Activity: State how many lines of the entries hold the string "JSON". Reply with the number alone.

Supplied data:
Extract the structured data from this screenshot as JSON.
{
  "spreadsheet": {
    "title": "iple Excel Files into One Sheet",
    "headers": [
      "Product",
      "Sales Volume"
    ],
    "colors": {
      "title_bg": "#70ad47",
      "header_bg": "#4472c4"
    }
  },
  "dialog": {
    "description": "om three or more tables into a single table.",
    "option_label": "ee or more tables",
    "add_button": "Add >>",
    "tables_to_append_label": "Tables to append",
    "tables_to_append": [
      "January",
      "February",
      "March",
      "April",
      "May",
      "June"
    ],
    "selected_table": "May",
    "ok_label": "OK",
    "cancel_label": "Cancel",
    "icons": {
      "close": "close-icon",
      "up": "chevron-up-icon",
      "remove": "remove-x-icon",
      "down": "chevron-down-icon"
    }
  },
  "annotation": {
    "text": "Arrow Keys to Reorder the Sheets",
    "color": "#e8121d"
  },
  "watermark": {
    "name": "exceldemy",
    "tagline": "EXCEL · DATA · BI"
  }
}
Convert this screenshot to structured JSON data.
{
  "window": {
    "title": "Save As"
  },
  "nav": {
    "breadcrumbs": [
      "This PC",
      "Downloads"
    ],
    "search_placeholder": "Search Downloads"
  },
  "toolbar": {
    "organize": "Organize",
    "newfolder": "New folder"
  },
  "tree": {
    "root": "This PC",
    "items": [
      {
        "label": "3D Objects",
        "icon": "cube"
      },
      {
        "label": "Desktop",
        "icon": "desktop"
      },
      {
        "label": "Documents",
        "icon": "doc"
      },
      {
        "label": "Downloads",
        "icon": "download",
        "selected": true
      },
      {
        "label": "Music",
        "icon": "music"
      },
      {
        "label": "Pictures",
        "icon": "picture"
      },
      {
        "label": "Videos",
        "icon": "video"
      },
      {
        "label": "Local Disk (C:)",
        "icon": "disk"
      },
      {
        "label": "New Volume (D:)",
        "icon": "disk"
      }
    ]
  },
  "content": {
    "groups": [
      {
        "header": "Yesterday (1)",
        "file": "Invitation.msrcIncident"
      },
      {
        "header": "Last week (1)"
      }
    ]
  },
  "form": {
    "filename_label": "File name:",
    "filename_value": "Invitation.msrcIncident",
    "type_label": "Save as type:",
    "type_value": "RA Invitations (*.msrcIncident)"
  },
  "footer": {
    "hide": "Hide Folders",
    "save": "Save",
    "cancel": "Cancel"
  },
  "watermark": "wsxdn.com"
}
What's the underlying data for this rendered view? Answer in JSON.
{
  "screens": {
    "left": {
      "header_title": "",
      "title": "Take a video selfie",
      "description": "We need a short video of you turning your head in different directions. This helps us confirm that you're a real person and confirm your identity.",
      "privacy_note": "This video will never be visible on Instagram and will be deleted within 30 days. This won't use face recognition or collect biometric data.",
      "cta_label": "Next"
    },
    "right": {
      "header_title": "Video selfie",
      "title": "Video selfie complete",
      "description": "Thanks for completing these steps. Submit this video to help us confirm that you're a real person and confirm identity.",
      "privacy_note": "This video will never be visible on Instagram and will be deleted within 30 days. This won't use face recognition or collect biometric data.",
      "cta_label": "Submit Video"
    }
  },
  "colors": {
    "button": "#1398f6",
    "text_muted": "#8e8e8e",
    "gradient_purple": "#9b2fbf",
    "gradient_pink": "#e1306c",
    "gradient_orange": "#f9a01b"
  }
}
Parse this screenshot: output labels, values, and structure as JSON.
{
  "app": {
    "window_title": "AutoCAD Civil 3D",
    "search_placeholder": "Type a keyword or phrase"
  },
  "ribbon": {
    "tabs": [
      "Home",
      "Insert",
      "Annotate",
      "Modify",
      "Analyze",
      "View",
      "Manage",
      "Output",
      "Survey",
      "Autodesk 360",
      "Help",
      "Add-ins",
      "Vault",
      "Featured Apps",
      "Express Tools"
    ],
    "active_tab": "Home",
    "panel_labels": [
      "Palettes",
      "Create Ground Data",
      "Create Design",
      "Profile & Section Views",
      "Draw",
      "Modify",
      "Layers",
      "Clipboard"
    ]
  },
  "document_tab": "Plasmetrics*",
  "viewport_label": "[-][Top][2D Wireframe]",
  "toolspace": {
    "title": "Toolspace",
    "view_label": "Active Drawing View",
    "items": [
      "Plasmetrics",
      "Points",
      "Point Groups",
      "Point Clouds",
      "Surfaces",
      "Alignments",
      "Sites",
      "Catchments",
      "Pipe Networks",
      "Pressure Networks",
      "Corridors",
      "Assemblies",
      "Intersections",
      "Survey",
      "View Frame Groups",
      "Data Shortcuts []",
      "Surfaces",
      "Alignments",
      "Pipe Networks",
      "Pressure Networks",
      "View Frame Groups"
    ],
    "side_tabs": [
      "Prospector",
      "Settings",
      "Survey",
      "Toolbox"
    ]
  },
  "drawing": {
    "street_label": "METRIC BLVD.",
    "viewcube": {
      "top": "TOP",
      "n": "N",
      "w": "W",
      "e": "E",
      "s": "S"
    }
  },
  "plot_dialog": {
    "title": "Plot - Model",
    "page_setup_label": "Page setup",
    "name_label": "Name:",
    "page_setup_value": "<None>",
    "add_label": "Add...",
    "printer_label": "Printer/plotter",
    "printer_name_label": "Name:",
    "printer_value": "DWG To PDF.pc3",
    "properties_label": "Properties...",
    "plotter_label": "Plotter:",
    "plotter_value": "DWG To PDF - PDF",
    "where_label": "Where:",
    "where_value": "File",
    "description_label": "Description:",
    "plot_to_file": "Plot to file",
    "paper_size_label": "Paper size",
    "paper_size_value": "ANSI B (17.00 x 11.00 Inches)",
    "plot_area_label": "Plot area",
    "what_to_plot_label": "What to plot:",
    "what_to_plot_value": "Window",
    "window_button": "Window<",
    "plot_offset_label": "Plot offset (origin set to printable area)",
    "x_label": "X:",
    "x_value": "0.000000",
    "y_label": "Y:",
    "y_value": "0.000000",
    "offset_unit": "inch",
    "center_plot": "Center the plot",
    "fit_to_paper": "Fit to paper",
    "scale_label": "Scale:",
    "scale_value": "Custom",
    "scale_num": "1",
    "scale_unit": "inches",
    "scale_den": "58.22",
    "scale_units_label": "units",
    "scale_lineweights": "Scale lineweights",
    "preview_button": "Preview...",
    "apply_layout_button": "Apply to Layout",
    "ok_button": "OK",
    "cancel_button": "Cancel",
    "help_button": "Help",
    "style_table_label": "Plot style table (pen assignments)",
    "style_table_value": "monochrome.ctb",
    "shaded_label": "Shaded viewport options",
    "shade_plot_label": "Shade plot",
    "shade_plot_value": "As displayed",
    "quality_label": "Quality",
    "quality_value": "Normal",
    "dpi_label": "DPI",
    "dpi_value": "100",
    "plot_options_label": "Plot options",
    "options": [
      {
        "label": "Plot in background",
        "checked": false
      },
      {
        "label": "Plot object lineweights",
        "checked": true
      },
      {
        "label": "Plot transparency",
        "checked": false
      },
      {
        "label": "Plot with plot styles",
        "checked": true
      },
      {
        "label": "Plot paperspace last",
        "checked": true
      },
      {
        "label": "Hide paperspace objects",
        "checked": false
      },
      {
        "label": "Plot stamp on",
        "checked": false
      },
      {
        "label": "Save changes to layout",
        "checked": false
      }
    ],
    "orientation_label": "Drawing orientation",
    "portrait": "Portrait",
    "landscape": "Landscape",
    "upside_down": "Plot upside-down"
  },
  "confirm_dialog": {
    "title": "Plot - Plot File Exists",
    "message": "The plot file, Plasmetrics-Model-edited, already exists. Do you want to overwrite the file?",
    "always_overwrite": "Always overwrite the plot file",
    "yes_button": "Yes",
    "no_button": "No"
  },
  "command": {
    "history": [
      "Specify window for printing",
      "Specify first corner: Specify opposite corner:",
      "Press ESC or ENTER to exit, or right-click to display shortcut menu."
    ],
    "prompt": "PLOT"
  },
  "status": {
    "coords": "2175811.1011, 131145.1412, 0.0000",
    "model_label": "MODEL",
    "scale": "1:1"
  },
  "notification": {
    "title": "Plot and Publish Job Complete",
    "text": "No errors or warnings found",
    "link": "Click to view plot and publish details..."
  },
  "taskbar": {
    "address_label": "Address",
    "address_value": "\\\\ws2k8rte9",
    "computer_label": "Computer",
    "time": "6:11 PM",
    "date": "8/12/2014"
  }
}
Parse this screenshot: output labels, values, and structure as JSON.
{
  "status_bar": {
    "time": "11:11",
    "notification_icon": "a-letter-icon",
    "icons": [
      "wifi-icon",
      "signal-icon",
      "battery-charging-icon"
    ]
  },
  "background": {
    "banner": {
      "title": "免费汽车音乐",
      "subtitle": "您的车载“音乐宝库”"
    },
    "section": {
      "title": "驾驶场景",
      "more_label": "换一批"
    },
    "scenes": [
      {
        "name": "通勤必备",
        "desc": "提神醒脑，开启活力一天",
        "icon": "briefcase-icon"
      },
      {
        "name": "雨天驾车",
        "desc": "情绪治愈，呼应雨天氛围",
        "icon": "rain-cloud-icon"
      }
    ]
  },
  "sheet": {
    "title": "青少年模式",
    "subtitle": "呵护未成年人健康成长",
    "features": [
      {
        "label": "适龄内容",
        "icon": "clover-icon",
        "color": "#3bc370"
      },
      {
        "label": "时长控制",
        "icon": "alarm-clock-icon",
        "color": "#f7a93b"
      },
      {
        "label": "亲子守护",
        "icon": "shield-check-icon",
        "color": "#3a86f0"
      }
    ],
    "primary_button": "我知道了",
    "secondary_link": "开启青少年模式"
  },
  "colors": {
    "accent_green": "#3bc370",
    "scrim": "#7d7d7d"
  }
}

Response to the exercise: 5